All the latest news, ideas, and opinions from Denver's Independent Literary Center: lighthousewriters.org
We’re still getting some writeups trickling in (so if you have some, it’s not too late) from the AWP conference last month. This one’s from one of our faves, Cheap Like Me’s Susanna Donato (who, btw, will teach a mini-blogging clinic at Lit Fest!):
“If I am completely honest, I attended my final AWP panel as a second choice. I had hoped to attend “Weirding It Up” next door, but 10 minutes before the session started, that panel’s audience of hip, stylish young people was spilling far into the hallway. Taking that as a sign, I went next door to The Prosperous Writer: Career Strategies for Staying Flush.
This is not to say I had low expectations; it’s just that I’ve made my living as a writer for more than 10 years and I was unsure what I would take from the session.
That uncertainly was correct, in a sense. In some ways, the panel was aimed at new or soon-to-be graduates or those just beginning to write and seeking a way to make any living as a writer.
I hoped the panelists would pass on a mystical phrase that I could use to begin making a fortune writing short stories and memoir in my spare time. They did not. Nevertheless, I did gain a lot from the panel.
The panelists agreed that it is possible to make a living — and even a decent one — by writing something. The panelists are experienced at this. They included:
- Christina Katz, the moderator, who is the author of two nonfiction books, Writer Mama and Get Known Before the Book Deal. She teaches, coaches, blogs and tweets as TheWriterMama.
- Jane Friedman, publisher and editorial director at Writer’s Digest, who tweets at JaneFriedman and blogs at There Are No Rules.
- Ericka Lutz, who writes fiction and nonfiction. She writes the column “Red Diaper Dharma” at Literary Mama and teaches at UC Berkeley, among other things.
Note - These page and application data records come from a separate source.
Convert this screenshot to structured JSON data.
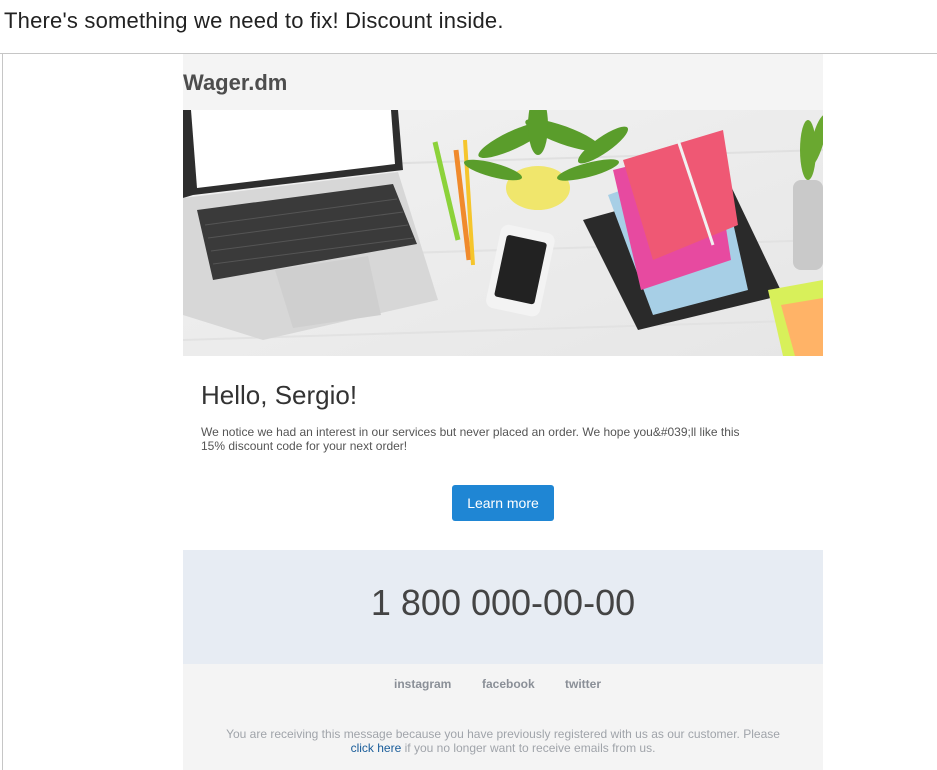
{
  "subject": "There's something we need to fix! Discount inside.",
  "email": {
    "brand": "Wager.dm",
    "greeting": "Hello, Sergio!",
    "body_line1": "We notice we had an interest in our services but never placed an order. We hope you&#039;ll like this",
    "body_line2": "15% discount code for your next order!",
    "cta_label": "Learn more",
    "phone": "1 800 000-00-00",
    "social": {
      "instagram": "instagram",
      "facebook": "facebook",
      "twitter": "twitter"
    },
    "footer": {
      "line1": "You are receiving this message because you have previously registered with us as our customer. Please",
      "link_text": "click here",
      "line2_rest": "if you no longer want to receive emails from us."
    }
  },
  "colors": {
    "cta": "#1f86d4",
    "header_bg": "#f4f4f4",
    "phone_band_bg": "#e7ecf3",
    "link": "#1a5d9a"
  },
  "icons": [
    "hero-desk-image"
  ]
}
Her Twitter handle is elutz.
- Wendy Burt-Thomas, who has written The Writer’s Digest Guide to Query Letters” and blogs at Ask Wendy-The Query Queen and tweets at WendyBurt. She teaches on breaking into freelance writing and is a full-time freelance writer and editor, and she’s practically local (Colorado Springs).
In case you’re wondering why I provided all those website addresses and Twitter handles — the panelists all agreed that something you MUST do is get a website. In fact, Jane Friedman ordered us to do so immediately upon leaving the panel, even if you begin by merely reserving the domain name (as easy to remember and logical as possible) via GoDaddy.com or another service. The panelists also advised getting on Twitter and staying involved in the conversation that happens there.
The panelists listed the ways they make money writing. These included articles, stories and poems, but also booklets, greeting cards, business writing, teaching, speaking, public relations materials, coaching writers, online education, e-books and more. Ericka Lutz said she teaches at UC Berkeley based on her publications, though she does not have a master’s degree. The point in explaining all the tasks they do, Lutz said, was that writers shouldn’t pigeonhole themselves into one type of work for money.
Friedman told writers to not be shy about asking anyone they know for help finding work. And she went against conventional wisdom, saying that sometimes it is OK to write for free if you are just getting started — especially if it’s for a market where you want to build visibility.
On the other hand, Wendy Burt-Thomas cautioned writers not to undercharge or devalue themselves — “be clear that you are running a business.” She suggested, when networking, to give some specific ideas of what you can do: “I would love to help businesses write websites and brochures, business cards or ads.” And she said not to buy into the lack mentality — there is plenty of business to go around.
Lutz encouraged writers to get a good tax accountant, and not to assume that your earnings will be the same year after year. (Boy is that true!)
And take advantage of resources — some of the resources these writers suggested include:
- Other writers
- Public speaking classes
- The book “The Seven Laws of Money”
- The book (published by Writers Digest) “102 Ways to Make Money Writing at 1,500 Words or Less”
- MrMagazine.com (to find new magazines as they launch — opportunities might be more open at new publications)
- An accountability group to meet once a week and keep each other on task
- Organizations specific to your writing genre
- Sports psychology — if you lose once, get back in the game!
And I’m sure they would have added “Lighthouse” if only they knew.